(Recorded data begins)

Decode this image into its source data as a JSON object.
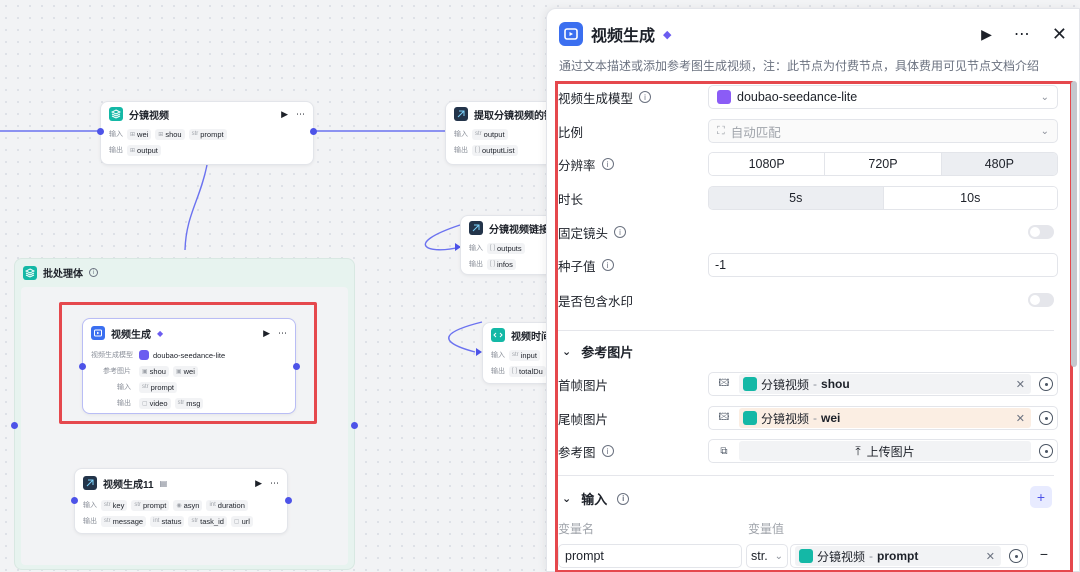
{
  "canvas": {
    "node_split": {
      "title": "分镜视频",
      "input_label": "输入",
      "output_label": "输出",
      "inputs": [
        "wei",
        "shou",
        "prompt"
      ],
      "outputs": [
        "output"
      ]
    },
    "node_extract": {
      "title": "提取分镜视频的链",
      "input_label": "输入",
      "output_label": "输出",
      "inputs": [
        "output"
      ],
      "outputs": [
        "outputList"
      ]
    },
    "node_link": {
      "title": "分镜视频链接",
      "input_label": "输入",
      "output_label": "输出",
      "inputs": [
        "outputs"
      ],
      "outputs": [
        "infos"
      ]
    },
    "node_time": {
      "title": "视频时间",
      "input_label": "输入",
      "output_label": "输出",
      "inputs": [
        "input"
      ],
      "outputs": [
        "totalDu"
      ]
    },
    "group": {
      "title": "批处理体"
    },
    "node_video": {
      "title": "视频生成",
      "model_label": "视频生成模型",
      "model_value": "doubao-seedance-lite",
      "ref_label": "参考图片",
      "refs": [
        "shou",
        "wei"
      ],
      "input_label": "输入",
      "inputs": [
        "prompt"
      ],
      "output_label": "输出",
      "outputs": [
        "video",
        "msg"
      ]
    },
    "node_video11": {
      "title": "视频生成11",
      "input_label": "输入",
      "output_label": "输出",
      "inputs": [
        "key",
        "prompt",
        "asyn",
        "duration"
      ],
      "outputs": [
        "message",
        "status",
        "task_id",
        "url"
      ]
    }
  },
  "panel": {
    "title": "视频生成",
    "description": "通过文本描述或添加参考图生成视频，注：此节点为付费节点，具体费用可见节点文档介绍",
    "fields": {
      "model": {
        "label": "视频生成模型",
        "value": "doubao-seedance-lite"
      },
      "ratio": {
        "label": "比例",
        "value": "自动匹配"
      },
      "resolution": {
        "label": "分辨率",
        "options": [
          "1080P",
          "720P",
          "480P"
        ],
        "selected": "480P"
      },
      "duration": {
        "label": "时长",
        "options": [
          "5s",
          "10s"
        ],
        "selected": "5s"
      },
      "fixed_camera": {
        "label": "固定镜头",
        "on": false
      },
      "seed": {
        "label": "种子值",
        "value": "-1"
      },
      "watermark": {
        "label": "是否包含水印",
        "on": false
      }
    },
    "ref_section": {
      "title": "参考图片",
      "first_frame": {
        "label": "首帧图片",
        "source": "分镜视频",
        "sep": "-",
        "var": "shou"
      },
      "last_frame": {
        "label": "尾帧图片",
        "source": "分镜视频",
        "sep": "-",
        "var": "wei"
      },
      "ref_image": {
        "label": "参考图",
        "upload": "上传图片"
      }
    },
    "input_section": {
      "title": "输入",
      "col_name": "变量名",
      "col_value": "变量值",
      "rows": [
        {
          "name": "prompt",
          "type": "str.",
          "source": "分镜视频",
          "sep": "-",
          "var": "prompt"
        }
      ]
    }
  },
  "colors": {
    "accent": "#4d53e8",
    "highlight": "#e5484d",
    "teal": "#14b8a6",
    "blue": "#3b6ff0"
  }
}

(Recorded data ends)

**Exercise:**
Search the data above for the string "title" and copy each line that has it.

**Task solution:**
      "title": "分镜视频",
      "title": "提取分镜视频的链",
      "title": "分镜视频链接",
      "title": "视频时间",
      "title": "批处理体"
      "title": "视频生成",
      "title": "视频生成11",
    "title": "视频生成",
      "title": "参考图片",
      "title": "输入",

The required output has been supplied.